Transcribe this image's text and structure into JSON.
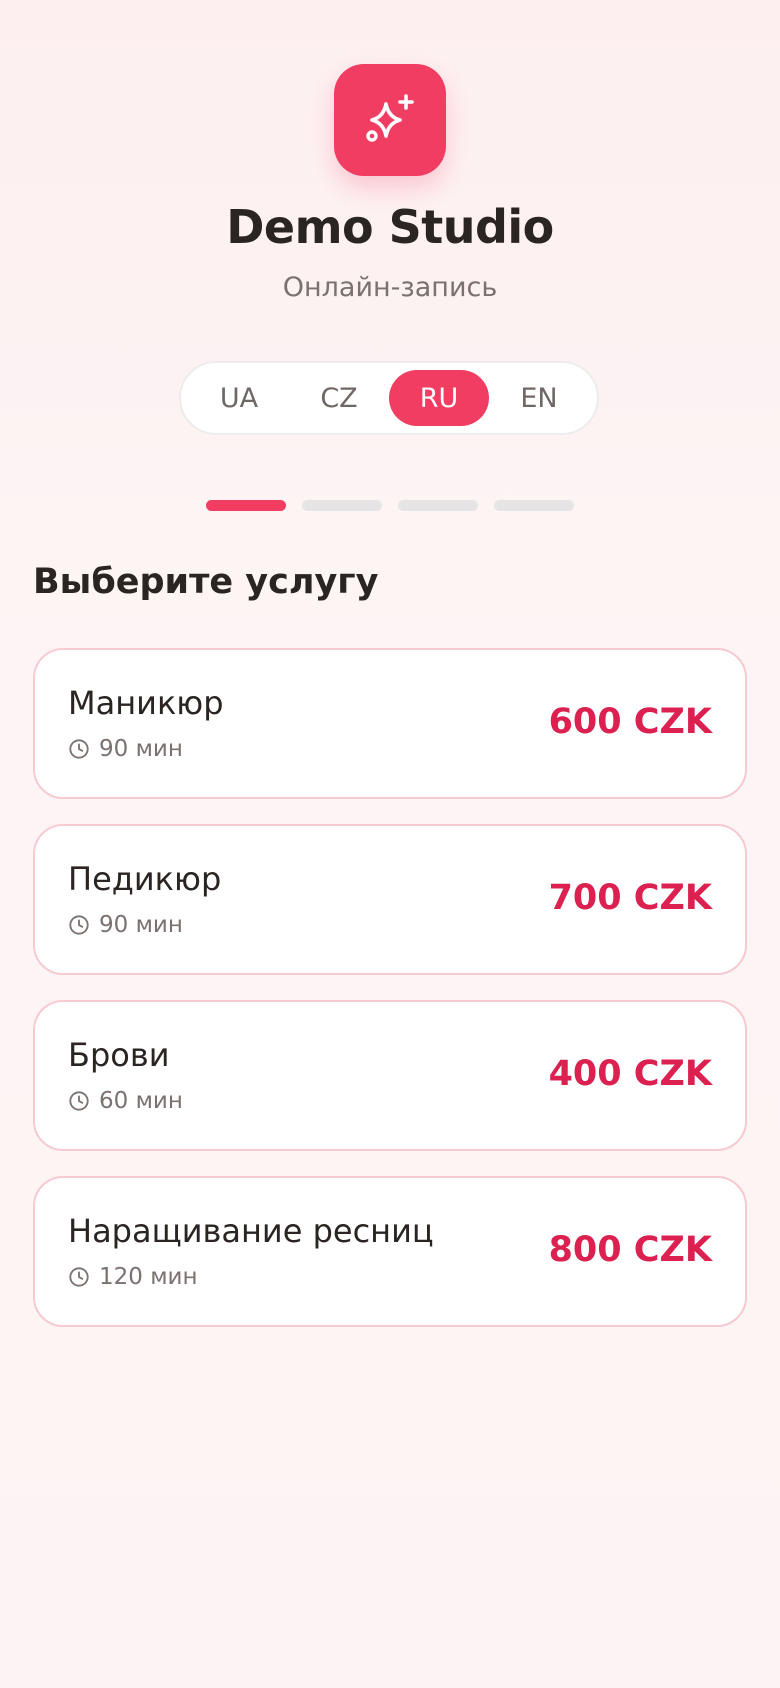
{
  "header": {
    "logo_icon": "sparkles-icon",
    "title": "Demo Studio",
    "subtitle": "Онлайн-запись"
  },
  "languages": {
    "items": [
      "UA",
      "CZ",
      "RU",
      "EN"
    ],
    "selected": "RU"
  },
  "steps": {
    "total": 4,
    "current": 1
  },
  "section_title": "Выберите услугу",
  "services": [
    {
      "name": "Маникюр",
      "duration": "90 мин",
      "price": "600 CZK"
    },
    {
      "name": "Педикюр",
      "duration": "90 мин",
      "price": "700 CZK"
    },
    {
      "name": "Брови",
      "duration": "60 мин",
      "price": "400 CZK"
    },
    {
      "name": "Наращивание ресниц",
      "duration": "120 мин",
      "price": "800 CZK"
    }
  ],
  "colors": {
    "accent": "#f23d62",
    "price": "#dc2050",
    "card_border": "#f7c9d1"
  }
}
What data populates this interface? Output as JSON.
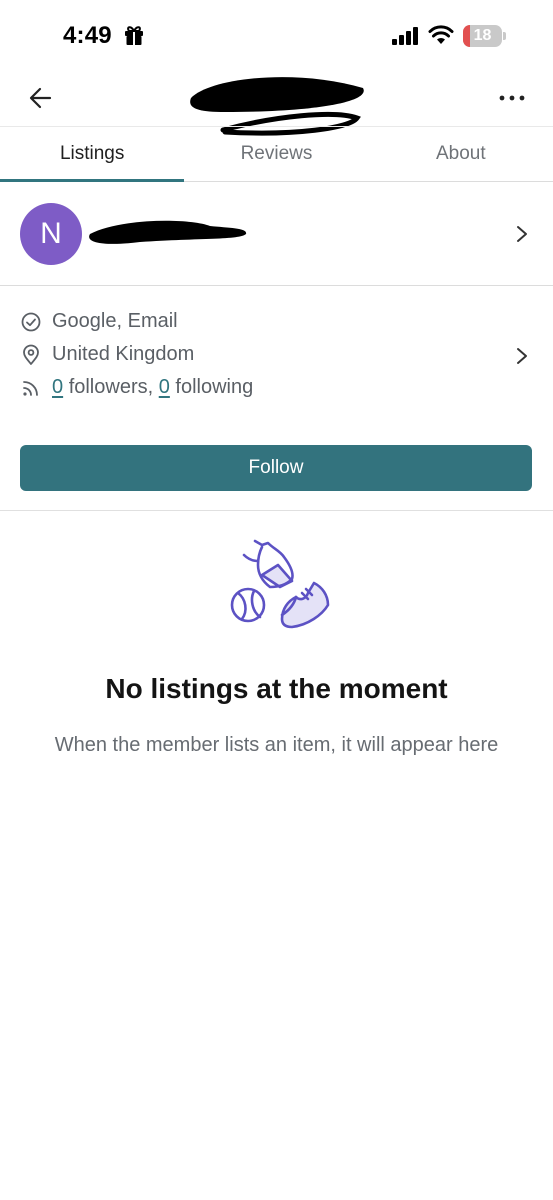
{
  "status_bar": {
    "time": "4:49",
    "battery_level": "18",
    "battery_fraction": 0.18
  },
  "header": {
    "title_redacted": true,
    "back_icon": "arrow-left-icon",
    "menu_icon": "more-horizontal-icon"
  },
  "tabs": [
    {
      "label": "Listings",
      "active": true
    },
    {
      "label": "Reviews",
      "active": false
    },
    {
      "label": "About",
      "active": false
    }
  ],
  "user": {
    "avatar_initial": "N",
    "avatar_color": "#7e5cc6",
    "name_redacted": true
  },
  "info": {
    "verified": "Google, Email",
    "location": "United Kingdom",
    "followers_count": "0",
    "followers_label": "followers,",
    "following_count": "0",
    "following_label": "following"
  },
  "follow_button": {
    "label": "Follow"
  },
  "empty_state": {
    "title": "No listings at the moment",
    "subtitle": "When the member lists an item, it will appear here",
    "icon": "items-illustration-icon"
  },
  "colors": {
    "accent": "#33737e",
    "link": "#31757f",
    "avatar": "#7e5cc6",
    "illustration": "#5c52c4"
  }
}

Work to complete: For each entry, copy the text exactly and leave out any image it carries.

Task answer:
Transcribe this image's text and structure into JSON.
{
  "header": {
    "logo_icon": "sparkles-icon",
    "title": "Demo Studio",
    "subtitle": "Онлайн-запись"
  },
  "languages": {
    "items": [
      "UA",
      "CZ",
      "RU",
      "EN"
    ],
    "selected": "RU"
  },
  "steps": {
    "total": 4,
    "current": 1
  },
  "section_title": "Выберите услугу",
  "services": [
    {
      "name": "Маникюр",
      "duration": "90 мин",
      "price": "600 CZK"
    },
    {
      "name": "Педикюр",
      "duration": "90 мин",
      "price": "700 CZK"
    },
    {
      "name": "Брови",
      "duration": "60 мин",
      "price": "400 CZK"
    },
    {
      "name": "Наращивание ресниц",
      "duration": "120 мин",
      "price": "800 CZK"
    }
  ],
  "colors": {
    "accent": "#f23d62",
    "price": "#dc2050",
    "card_border": "#f7c9d1"
  }
}
What data populates this interface? Output as JSON.
{
  "status_bar": {
    "time": "4:49",
    "battery_level": "18",
    "battery_fraction": 0.18
  },
  "header": {
    "title_redacted": true,
    "back_icon": "arrow-left-icon",
    "menu_icon": "more-horizontal-icon"
  },
  "tabs": [
    {
      "label": "Listings",
      "active": true
    },
    {
      "label": "Reviews",
      "active": false
    },
    {
      "label": "About",
      "active": false
    }
  ],
  "user": {
    "avatar_initial": "N",
    "avatar_color": "#7e5cc6",
    "name_redacted": true
  },
  "info": {
    "verified": "Google, Email",
    "location": "United Kingdom",
    "followers_count": "0",
    "followers_label": "followers,",
    "following_count": "0",
    "following_label": "following"
  },
  "follow_button": {
    "label": "Follow"
  },
  "empty_state": {
    "title": "No listings at the moment",
    "subtitle": "When the member lists an item, it will appear here",
    "icon": "items-illustration-icon"
  },
  "colors": {
    "accent": "#33737e",
    "link": "#31757f",
    "avatar": "#7e5cc6",
    "illustration": "#5c52c4"
  }
}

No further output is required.